> [About this exercise] Go through the entries below, tally each line that has the word "Jauns", and give only the total.

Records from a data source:
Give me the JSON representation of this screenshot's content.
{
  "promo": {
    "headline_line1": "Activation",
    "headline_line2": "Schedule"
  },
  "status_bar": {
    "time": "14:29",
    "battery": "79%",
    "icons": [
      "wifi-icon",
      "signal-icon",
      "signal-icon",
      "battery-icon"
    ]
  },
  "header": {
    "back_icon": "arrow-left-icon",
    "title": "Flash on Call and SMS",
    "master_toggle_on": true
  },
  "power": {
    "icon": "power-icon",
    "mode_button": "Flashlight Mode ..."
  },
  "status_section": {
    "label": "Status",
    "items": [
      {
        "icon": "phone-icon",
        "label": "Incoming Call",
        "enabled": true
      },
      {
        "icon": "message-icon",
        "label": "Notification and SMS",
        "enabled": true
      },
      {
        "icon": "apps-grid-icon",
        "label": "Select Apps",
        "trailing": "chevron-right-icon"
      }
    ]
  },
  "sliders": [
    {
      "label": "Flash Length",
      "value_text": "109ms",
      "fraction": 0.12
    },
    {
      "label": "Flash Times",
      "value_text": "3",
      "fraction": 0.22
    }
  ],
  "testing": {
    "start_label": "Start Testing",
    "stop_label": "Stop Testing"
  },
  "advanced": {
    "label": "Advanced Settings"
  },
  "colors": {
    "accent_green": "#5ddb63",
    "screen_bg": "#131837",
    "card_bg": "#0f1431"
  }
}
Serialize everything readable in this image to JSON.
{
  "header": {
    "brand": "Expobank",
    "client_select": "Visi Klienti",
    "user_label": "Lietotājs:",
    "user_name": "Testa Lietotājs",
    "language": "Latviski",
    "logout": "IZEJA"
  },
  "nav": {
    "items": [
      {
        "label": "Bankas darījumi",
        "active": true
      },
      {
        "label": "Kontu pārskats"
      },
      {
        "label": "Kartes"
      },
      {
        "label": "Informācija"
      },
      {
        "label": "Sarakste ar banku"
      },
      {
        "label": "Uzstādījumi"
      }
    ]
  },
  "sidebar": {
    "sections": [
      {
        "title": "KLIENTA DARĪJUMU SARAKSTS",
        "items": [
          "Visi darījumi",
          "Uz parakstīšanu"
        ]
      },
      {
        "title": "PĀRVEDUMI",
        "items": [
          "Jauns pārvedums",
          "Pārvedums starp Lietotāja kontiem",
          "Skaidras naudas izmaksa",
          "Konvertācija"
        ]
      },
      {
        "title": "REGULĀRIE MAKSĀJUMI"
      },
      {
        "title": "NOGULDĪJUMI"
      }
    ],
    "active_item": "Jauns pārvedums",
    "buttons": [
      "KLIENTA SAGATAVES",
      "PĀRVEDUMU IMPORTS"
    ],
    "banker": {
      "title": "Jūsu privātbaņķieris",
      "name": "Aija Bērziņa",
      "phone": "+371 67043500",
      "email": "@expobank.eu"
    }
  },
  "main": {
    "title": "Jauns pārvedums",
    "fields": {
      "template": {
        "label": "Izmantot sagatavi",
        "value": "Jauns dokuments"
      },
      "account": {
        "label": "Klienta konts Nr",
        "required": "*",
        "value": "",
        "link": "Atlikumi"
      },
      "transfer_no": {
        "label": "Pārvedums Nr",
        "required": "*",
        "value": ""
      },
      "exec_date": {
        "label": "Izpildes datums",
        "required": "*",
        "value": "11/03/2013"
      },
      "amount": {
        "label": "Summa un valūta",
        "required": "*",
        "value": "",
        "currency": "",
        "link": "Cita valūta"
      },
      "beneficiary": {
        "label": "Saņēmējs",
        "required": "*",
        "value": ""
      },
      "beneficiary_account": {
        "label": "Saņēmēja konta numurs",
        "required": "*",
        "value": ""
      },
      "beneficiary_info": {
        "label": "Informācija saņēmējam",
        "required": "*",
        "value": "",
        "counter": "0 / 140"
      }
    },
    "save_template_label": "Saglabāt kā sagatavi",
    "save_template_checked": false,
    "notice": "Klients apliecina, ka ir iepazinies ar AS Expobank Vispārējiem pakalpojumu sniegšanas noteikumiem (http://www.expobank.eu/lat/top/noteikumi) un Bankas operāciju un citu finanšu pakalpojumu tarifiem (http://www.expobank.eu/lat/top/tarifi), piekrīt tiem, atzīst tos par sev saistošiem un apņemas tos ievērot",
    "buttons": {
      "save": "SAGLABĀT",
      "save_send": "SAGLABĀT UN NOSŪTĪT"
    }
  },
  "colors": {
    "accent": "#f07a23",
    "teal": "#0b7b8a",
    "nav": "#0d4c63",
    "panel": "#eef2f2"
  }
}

> [Exercise output] 4